§ **TASK DETAILS**
Print out each record, keeping it identical to the original.

= = = = = = =

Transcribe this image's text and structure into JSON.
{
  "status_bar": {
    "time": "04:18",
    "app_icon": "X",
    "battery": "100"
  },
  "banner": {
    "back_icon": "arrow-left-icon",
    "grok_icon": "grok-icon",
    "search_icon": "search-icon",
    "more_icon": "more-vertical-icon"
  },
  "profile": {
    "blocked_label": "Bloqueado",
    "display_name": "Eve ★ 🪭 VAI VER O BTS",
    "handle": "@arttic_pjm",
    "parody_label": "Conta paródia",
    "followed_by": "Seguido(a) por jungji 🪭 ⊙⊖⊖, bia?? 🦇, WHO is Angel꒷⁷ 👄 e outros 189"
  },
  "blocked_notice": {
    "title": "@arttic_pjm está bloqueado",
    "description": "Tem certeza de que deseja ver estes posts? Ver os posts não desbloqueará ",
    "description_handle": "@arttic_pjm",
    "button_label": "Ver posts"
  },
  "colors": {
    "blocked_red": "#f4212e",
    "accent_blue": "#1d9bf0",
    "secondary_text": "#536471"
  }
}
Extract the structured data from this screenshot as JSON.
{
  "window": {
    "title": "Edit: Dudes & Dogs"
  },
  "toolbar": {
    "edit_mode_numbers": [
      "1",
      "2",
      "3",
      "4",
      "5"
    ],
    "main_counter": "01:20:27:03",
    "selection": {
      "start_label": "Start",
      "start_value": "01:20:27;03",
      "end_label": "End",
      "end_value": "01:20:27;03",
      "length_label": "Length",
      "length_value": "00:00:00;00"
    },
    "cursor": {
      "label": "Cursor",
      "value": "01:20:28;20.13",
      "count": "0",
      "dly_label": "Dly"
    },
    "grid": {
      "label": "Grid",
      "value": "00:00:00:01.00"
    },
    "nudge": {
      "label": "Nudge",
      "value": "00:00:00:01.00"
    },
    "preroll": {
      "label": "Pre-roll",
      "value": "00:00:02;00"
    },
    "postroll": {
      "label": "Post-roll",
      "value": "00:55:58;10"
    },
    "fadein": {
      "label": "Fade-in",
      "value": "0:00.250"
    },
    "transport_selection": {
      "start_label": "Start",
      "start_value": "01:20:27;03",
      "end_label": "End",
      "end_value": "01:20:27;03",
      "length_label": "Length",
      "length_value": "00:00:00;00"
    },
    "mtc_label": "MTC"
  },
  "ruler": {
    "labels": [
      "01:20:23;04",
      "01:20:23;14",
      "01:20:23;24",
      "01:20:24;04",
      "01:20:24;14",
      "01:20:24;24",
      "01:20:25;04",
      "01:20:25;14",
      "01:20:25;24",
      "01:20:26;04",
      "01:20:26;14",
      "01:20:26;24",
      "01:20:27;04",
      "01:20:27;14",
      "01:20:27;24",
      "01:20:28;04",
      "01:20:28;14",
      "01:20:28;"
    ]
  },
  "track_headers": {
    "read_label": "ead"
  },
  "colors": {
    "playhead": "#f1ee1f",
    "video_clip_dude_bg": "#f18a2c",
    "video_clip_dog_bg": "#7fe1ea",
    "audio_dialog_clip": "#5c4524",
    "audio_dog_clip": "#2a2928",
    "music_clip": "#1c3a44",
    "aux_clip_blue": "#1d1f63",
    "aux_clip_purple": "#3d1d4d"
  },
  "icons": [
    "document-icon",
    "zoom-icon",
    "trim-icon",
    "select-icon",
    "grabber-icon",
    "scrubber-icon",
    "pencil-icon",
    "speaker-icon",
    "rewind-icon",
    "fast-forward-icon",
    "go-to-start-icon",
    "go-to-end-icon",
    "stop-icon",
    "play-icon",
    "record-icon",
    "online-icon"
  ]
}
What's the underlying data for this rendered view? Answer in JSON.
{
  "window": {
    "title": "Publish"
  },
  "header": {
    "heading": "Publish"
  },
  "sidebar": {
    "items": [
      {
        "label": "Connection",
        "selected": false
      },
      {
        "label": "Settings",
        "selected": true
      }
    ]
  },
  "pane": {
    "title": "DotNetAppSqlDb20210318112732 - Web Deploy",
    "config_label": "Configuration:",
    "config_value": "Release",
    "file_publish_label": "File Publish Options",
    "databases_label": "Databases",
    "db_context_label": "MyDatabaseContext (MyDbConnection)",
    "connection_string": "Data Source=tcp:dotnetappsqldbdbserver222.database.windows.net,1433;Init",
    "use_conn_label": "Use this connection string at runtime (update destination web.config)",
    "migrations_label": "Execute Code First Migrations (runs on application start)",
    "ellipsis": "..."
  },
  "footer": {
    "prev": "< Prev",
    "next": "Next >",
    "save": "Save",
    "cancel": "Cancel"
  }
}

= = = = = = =

§ **REPLY TO THE EXERCISE**
Transcribe this image's text and structure into JSON.
{
  "status_bar": {
    "time": "04:18",
    "app_icon": "X",
    "battery": "100"
  },
  "banner": {
    "back_icon": "arrow-left-icon",
    "grok_icon": "grok-icon",
    "search_icon": "search-icon",
    "more_icon": "more-vertical-icon"
  },
  "profile": {
    "blocked_label": "Bloqueado",
    "display_name": "Eve ★ 🪭 VAI VER O BTS",
    "handle": "@arttic_pjm",
    "parody_label": "Conta paródia",
    "followed_by": "Seguido(a) por jungji 🪭 ⊙⊖⊖, bia?? 🦇, WHO is Angel꒷⁷ 👄 e outros 189"
  },
  "blocked_notice": {
    "title": "@arttic_pjm está bloqueado",
    "description": "Tem certeza de que deseja ver estes posts? Ver os posts não desbloqueará ",
    "description_handle": "@arttic_pjm",
    "button_label": "Ver posts"
  },
  "colors": {
    "blocked_red": "#f4212e",
    "accent_blue": "#1d9bf0",
    "secondary_text": "#536471"
  }
}
Extract the structured data from this screenshot as JSON.
{
  "window": {
    "title": "Edit: Dudes & Dogs"
  },
  "toolbar": {
    "edit_mode_numbers": [
      "1",
      "2",
      "3",
      "4",
      "5"
    ],
    "main_counter": "01:20:27:03",
    "selection": {
      "start_label": "Start",
      "start_value": "01:20:27;03",
      "end_label": "End",
      "end_value": "01:20:27;03",
      "length_label": "Length",
      "length_value": "00:00:00;00"
    },
    "cursor": {
      "label": "Cursor",
      "value": "01:20:28;20.13",
      "count": "0",
      "dly_label": "Dly"
    },
    "grid": {
      "label": "Grid",
      "value": "00:00:00:01.00"
    },
    "nudge": {
      "label": "Nudge",
      "value": "00:00:00:01.00"
    },
    "preroll": {
      "label": "Pre-roll",
      "value": "00:00:02;00"
    },
    "postroll": {
      "label": "Post-roll",
      "value": "00:55:58;10"
    },
    "fadein": {
      "label": "Fade-in",
      "value": "0:00.250"
    },
    "transport_selection": {
      "start_label": "Start",
      "start_value": "01:20:27;03",
      "end_label": "End",
      "end_value": "01:20:27;03",
      "length_label": "Length",
      "length_value": "00:00:00;00"
    },
    "mtc_label": "MTC"
  },
  "ruler": {
    "labels": [
      "01:20:23;04",
      "01:20:23;14",
      "01:20:23;24",
      "01:20:24;04",
      "01:20:24;14",
      "01:20:24;24",
      "01:20:25;04",
      "01:20:25;14",
      "01:20:25;24",
      "01:20:26;04",
      "01:20:26;14",
      "01:20:26;24",
      "01:20:27;04",
      "01:20:27;14",
      "01:20:27;24",
      "01:20:28;04",
      "01:20:28;14",
      "01:20:28;"
    ]
  },
  "track_headers": {
    "read_label": "ead"
  },
  "colors": {
    "playhead": "#f1ee1f",
    "video_clip_dude_bg": "#f18a2c",
    "video_clip_dog_bg": "#7fe1ea",
    "audio_dialog_clip": "#5c4524",
    "audio_dog_clip": "#2a2928",
    "music_clip": "#1c3a44",
    "aux_clip_blue": "#1d1f63",
    "aux_clip_purple": "#3d1d4d"
  },
  "icons": [
    "document-icon",
    "zoom-icon",
    "trim-icon",
    "select-icon",
    "grabber-icon",
    "scrubber-icon",
    "pencil-icon",
    "speaker-icon",
    "rewind-icon",
    "fast-forward-icon",
    "go-to-start-icon",
    "go-to-end-icon",
    "stop-icon",
    "play-icon",
    "record-icon",
    "online-icon"
  ]
}
What's the underlying data for this rendered view? Answer in JSON.
{
  "window": {
    "title": "Publish"
  },
  "header": {
    "heading": "Publish"
  },
  "sidebar": {
    "items": [
      {
        "label": "Connection",
        "selected": false
      },
      {
        "label": "Settings",
        "selected": true
      }
    ]
  },
  "pane": {
    "title": "DotNetAppSqlDb20210318112732 - Web Deploy",
    "config_label": "Configuration:",
    "config_value": "Release",
    "file_publish_label": "File Publish Options",
    "databases_label": "Databases",
    "db_context_label": "MyDatabaseContext (MyDbConnection)",
    "connection_string": "Data Source=tcp:dotnetappsqldbdbserver222.database.windows.net,1433;Init",
    "use_conn_label": "Use this connection string at runtime (update destination web.config)",
    "migrations_label": "Execute Code First Migrations (runs on application start)",
    "ellipsis": "..."
  },
  "footer": {
    "prev": "< Prev",
    "next": "Next >",
    "save": "Save",
    "cancel": "Cancel"
  }
}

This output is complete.